### DATA PROVIDED
===

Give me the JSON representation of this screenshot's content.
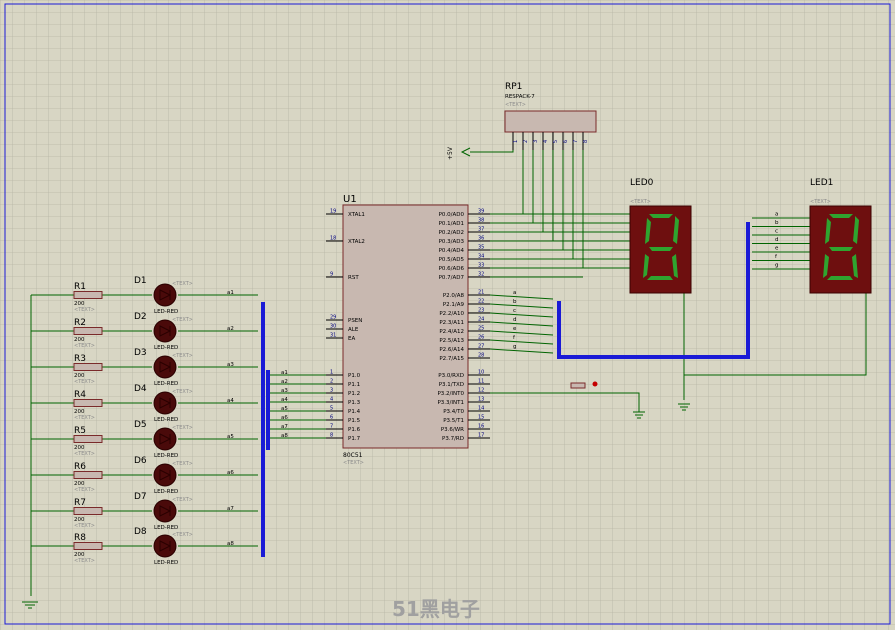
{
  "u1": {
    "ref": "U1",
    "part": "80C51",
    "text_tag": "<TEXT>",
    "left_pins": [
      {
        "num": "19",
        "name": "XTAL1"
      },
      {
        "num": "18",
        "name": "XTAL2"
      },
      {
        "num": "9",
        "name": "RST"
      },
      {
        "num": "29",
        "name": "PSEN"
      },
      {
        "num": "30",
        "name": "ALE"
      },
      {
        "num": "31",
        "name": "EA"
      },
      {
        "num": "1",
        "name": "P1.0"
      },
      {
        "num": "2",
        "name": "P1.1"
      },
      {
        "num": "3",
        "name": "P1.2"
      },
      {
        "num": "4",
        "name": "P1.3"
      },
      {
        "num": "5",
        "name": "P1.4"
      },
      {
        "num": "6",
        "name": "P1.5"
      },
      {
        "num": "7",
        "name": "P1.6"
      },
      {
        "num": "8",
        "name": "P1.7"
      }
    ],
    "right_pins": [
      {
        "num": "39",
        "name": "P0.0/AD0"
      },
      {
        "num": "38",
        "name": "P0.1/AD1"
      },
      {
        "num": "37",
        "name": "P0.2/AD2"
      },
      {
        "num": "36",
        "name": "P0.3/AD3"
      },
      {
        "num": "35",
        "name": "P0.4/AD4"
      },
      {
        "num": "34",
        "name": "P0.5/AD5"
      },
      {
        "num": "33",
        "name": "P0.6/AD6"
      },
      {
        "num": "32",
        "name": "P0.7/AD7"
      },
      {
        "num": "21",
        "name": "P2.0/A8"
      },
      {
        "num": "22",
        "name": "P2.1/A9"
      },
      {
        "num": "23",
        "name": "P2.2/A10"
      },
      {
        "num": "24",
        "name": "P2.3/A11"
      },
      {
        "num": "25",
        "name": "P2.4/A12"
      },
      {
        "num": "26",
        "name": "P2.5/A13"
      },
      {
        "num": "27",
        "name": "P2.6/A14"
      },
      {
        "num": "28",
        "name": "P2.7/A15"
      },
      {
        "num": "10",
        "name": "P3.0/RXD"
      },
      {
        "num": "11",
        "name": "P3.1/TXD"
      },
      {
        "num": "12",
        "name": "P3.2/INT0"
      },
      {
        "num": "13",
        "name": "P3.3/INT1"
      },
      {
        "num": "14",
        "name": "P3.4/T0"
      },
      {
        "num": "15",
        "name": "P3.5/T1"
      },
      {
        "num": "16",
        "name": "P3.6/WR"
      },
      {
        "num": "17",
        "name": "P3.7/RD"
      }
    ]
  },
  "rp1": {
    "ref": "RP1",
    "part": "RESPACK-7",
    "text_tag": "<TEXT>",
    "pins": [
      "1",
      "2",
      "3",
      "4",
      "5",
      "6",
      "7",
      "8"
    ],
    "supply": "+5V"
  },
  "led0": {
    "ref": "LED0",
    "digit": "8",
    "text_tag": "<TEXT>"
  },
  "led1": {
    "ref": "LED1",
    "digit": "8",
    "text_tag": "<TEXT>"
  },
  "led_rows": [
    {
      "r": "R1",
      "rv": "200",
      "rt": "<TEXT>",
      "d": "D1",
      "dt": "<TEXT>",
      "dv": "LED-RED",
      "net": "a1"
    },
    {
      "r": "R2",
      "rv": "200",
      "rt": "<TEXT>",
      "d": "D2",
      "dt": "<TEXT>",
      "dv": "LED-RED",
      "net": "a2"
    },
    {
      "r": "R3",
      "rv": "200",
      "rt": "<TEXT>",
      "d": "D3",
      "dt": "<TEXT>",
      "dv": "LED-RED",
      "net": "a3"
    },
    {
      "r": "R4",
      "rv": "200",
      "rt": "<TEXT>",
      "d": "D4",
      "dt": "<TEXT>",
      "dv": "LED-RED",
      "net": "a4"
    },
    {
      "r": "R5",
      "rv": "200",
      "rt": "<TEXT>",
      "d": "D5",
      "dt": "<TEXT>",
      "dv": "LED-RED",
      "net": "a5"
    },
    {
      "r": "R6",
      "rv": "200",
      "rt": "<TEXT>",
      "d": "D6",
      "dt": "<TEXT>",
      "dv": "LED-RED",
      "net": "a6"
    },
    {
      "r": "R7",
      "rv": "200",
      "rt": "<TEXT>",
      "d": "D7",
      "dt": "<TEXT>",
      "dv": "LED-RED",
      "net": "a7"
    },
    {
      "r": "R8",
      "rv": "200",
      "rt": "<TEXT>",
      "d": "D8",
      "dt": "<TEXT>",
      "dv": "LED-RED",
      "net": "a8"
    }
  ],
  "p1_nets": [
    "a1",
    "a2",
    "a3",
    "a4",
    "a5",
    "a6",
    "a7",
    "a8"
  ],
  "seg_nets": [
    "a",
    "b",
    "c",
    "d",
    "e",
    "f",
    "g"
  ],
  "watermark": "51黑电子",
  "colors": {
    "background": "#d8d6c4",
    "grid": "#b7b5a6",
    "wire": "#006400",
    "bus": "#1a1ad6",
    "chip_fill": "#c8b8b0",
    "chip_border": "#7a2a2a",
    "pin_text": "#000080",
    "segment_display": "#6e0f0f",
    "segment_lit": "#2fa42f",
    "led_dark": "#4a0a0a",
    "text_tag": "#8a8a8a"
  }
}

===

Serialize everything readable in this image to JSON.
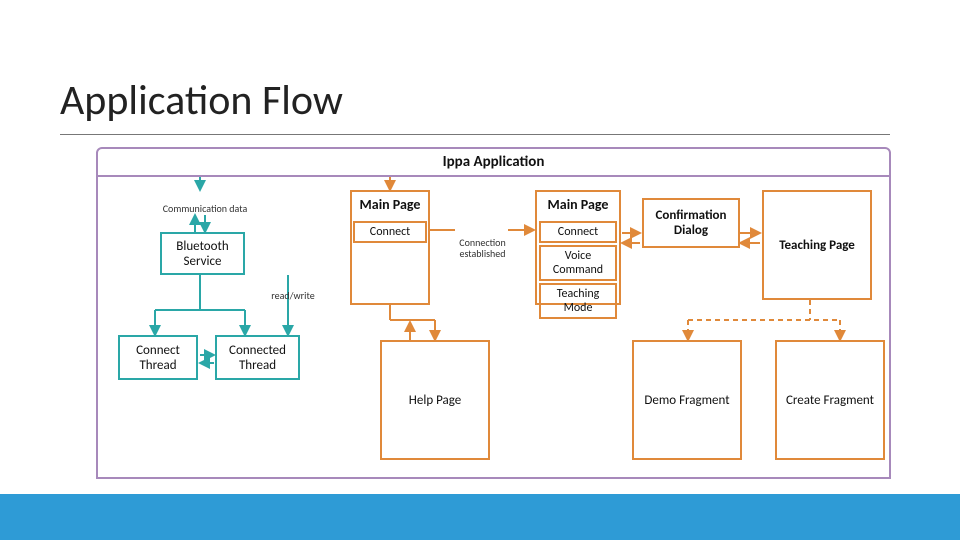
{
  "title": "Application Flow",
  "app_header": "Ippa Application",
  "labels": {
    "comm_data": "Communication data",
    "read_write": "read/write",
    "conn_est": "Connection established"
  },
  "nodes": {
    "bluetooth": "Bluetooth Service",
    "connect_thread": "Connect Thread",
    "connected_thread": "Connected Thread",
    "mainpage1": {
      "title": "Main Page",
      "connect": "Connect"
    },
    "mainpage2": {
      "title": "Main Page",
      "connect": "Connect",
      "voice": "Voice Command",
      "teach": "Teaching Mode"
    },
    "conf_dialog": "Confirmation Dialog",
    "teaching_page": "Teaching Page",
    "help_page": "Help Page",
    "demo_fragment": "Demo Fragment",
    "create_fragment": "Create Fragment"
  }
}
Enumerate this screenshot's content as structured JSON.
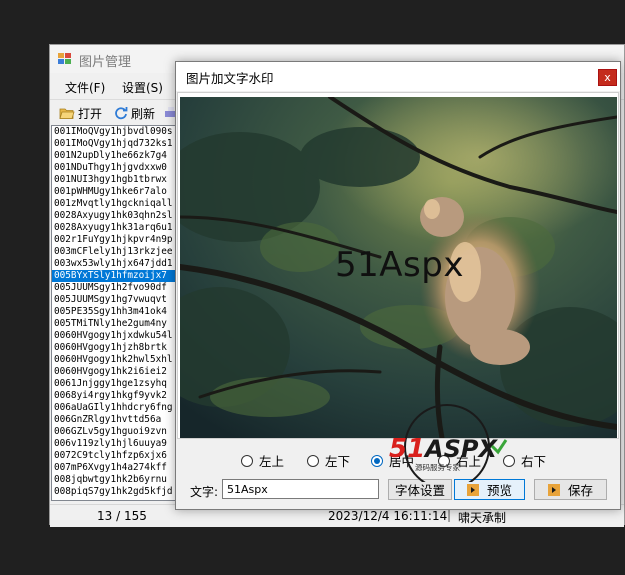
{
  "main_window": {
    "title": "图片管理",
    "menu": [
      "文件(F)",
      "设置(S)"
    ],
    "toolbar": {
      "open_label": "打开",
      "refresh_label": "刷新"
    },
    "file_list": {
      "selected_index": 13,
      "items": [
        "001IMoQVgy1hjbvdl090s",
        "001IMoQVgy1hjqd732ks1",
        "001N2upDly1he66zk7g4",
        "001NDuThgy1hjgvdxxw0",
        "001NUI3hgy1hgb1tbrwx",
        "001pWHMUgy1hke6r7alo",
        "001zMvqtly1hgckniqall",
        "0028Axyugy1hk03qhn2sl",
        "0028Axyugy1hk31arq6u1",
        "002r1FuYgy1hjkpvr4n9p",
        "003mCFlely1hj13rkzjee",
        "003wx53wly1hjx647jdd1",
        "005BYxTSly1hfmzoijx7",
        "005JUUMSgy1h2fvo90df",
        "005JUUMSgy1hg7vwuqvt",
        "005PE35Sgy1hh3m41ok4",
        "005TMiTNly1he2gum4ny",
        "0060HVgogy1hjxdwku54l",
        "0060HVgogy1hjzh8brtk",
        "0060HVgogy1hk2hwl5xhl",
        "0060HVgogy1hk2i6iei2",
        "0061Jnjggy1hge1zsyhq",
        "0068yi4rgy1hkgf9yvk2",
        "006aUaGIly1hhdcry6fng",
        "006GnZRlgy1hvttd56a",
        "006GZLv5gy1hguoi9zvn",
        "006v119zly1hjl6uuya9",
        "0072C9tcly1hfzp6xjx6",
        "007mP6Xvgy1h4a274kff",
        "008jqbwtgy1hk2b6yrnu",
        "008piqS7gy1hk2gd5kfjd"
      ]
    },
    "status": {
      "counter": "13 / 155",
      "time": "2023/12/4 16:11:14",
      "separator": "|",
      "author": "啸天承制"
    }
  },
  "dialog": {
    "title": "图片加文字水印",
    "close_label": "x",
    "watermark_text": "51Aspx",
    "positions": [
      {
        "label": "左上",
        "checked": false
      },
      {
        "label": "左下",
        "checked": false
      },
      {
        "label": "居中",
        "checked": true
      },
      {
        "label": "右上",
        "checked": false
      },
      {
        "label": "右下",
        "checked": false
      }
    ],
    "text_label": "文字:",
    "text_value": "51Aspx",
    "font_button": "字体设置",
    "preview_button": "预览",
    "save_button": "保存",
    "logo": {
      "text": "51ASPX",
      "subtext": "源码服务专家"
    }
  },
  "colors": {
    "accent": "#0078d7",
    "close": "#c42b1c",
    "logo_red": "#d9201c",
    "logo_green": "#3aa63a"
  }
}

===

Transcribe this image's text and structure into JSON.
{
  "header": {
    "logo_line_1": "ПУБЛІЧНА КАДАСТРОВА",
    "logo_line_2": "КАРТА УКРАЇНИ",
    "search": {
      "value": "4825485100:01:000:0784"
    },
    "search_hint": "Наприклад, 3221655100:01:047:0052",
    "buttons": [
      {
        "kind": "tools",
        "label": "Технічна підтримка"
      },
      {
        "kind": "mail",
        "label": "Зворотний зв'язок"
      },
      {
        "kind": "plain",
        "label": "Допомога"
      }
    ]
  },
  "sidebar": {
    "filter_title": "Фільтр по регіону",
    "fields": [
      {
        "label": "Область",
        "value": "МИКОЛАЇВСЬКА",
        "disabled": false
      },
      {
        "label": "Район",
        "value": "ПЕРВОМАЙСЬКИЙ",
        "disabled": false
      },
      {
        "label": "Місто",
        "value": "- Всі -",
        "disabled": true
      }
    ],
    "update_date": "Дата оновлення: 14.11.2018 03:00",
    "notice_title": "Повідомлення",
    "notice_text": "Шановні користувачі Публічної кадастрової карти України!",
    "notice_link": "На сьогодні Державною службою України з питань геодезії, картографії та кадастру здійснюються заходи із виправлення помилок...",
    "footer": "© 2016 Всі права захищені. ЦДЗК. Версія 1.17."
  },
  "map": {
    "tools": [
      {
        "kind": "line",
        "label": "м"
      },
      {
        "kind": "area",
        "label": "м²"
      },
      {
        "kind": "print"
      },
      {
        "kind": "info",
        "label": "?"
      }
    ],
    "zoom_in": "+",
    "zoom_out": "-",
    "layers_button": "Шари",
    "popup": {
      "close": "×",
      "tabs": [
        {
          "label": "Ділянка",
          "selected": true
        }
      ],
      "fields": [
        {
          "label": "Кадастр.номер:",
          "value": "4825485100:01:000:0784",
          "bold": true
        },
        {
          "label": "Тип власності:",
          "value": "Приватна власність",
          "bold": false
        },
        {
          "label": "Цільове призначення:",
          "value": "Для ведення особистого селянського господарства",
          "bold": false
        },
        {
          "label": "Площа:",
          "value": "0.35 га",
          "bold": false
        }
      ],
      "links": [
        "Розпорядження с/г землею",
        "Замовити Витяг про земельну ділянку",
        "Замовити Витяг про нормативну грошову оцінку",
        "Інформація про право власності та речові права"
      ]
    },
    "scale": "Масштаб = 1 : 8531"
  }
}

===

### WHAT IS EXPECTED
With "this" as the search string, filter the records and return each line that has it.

### ANSWER SECTION
Give me the JSON representation of this screenshot's content.
Serialize everything readable in this image to JSON.
Enumerate this screenshot's content as structured JSON.
Transcribe this image's text and structure into JSON.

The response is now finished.